A green iceberg looking a bit like pickle brine in the Weddell Sea, Antarctica, on February 16, 1985.
A green iceberg looking a bit like pickle brine in the Weddell Sea, Antarctica, on February 16, 1985. AGU/Journal of Geophysical Research: Oceans/Kipfstuhl et al 1992.

Picture an iceberg, and you’ll probably envision something white as snow rising up out of a blue sea. But icebergs—and their diminutive counterparts, adorably known as bergy bits and growlers—can be all sorts of shades, from frosty blue to striped to a beguiling green.

Researchers and mariners have observed emerald icebergs for years—a chunk of ice “mast-high” and “green as emerald” even figures in Samuel Taylor Coleridge’s 1834 poem, “The Rime of the Ancient Mariner.” But they haven’t pinned down exactly why these icebergs look the way they do. In a new paper in the American Geophysical Union journal JGR Oceans, researchers led by Stephen Warren, a glaciologist and emeritus professor at the University of Washington, offer a new theory about exactly how these floating behemoths get their greenish hues.

It all has to do with what icebergs are made out of. Icebergs calve off glaciers or ice shelves, mainly around Antarctica and Greenland. Since they begin their lives as snowfall that accumulates over time, icebergs contain air pockets, in the form of bubbles that scatter light. With some exceptions and occasional stripes, glacier ice tends to look bluish white.

Sometimes, marine ice can look sharply blue.
Sometimes, marine ice can look sharply blue. Courtesy Collin Roesler

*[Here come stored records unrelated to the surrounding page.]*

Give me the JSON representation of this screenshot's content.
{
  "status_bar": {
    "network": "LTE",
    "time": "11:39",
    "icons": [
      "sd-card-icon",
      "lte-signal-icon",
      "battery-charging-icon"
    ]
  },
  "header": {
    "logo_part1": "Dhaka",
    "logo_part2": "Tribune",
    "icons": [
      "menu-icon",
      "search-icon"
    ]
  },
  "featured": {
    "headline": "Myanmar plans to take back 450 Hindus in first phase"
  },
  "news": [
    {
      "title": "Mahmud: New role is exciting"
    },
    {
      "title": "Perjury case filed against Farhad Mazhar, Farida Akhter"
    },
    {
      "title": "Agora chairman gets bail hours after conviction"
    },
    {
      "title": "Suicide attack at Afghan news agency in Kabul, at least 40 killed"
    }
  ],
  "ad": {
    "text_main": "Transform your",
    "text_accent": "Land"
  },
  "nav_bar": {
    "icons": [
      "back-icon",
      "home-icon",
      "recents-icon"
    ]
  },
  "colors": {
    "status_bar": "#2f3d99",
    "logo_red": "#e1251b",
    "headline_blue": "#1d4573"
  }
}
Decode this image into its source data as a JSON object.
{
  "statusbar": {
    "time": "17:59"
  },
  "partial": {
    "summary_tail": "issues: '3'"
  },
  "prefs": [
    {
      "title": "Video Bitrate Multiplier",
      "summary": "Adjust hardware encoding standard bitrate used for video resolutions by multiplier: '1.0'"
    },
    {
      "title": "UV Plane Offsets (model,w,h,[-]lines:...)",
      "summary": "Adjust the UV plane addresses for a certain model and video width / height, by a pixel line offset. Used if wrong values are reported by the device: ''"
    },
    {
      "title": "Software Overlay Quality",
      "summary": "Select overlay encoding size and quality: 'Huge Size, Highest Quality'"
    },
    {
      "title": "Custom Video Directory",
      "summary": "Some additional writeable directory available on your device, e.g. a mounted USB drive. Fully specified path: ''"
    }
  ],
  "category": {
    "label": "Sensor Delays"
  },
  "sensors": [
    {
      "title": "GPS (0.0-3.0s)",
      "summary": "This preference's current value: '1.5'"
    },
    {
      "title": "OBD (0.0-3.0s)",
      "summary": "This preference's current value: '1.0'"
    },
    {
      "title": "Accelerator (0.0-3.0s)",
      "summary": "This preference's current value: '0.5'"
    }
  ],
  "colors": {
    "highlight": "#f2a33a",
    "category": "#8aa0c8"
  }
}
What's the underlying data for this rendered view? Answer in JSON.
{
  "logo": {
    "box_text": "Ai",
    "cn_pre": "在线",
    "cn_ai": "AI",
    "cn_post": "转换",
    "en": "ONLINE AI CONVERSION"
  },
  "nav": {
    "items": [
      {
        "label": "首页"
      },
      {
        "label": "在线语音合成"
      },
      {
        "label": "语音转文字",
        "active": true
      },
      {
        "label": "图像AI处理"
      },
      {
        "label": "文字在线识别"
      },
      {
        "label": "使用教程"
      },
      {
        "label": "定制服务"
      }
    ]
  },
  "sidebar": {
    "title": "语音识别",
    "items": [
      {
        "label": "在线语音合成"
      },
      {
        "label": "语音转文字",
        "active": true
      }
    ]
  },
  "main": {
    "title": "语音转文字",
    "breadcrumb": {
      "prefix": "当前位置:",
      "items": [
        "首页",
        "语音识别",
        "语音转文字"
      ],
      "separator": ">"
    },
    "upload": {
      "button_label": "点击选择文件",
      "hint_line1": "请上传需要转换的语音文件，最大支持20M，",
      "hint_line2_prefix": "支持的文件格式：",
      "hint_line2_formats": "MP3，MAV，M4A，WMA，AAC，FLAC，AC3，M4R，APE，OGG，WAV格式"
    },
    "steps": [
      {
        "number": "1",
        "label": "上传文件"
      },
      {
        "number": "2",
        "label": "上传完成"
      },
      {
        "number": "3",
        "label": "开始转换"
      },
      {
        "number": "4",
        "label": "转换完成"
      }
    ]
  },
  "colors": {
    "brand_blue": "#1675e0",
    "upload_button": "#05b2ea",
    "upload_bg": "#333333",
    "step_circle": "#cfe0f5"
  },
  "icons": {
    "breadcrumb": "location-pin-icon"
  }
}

When icebergs are out in the ocean, though, their composition changes as seawater—and the minerals and organic bits inside it—freezes to the base. This is known as “marine ice,” and it’s sometimes exposed if an iceberg topples over. This newly formed stuff is often stunning—sometimes appearing marbled, shot through with glassy striations of blue or green.

Warren has been noodling over green icebergs since he spotted one on a trip to Mawson research station near Antarctica’s Amery Ice Shelf back in the 1980s. His first hunch was that the green was a product of dissolved carbon, from decaying plants or marine animals—but samples didn’t bear that out. Another idea started to take shape after researchers from the University of Tasmania published a paper, in 2016, reporting that they had found a high concentration of iron in a core sample marine ice from the Amery Ice Shelf. That got Warren thinking. “When I read their paper, it dawned on me that that could be the explanation for the green color of the icebergs,” he says.

When glaciers scrape across land, they produce what’s known as glacier flour—a product of bedrock being ground down by the moving mass. As glaciers retreat, this geologic debris is usually flushed out into water, in particles sometimes too small to be visible to the naked eye. But on land, soil and rocks contain iron oxides that often have ruddy hues, like reds, yellows, and browns—and since the Tasmanian team found that the marine ice contained 500 times more iron than the glacier ice, Warren wondered whether the ochre-y sediment was responsible for icebergs taking on a green appearance. Ice absorbs red light, while iron oxides absorb blue light. The hypothesis is that, when iron oxides appear in marine ice, “it will shift the color over to green,” Warren says.

He doesn’t know for sure. He’s hoping to secure funding so that he, along with Tasmanian collaborators, can return to the area around the Amery Ice Shelf and study the icebergs themselves. If he gets the chance, Warren plans to examine “blue, blueish green, green, and yellowish green” ‘bergs, measure the spectrum of reflected light at each, and take fresh samples. For now, the green icebergs remain a bit of a beautiful mystery.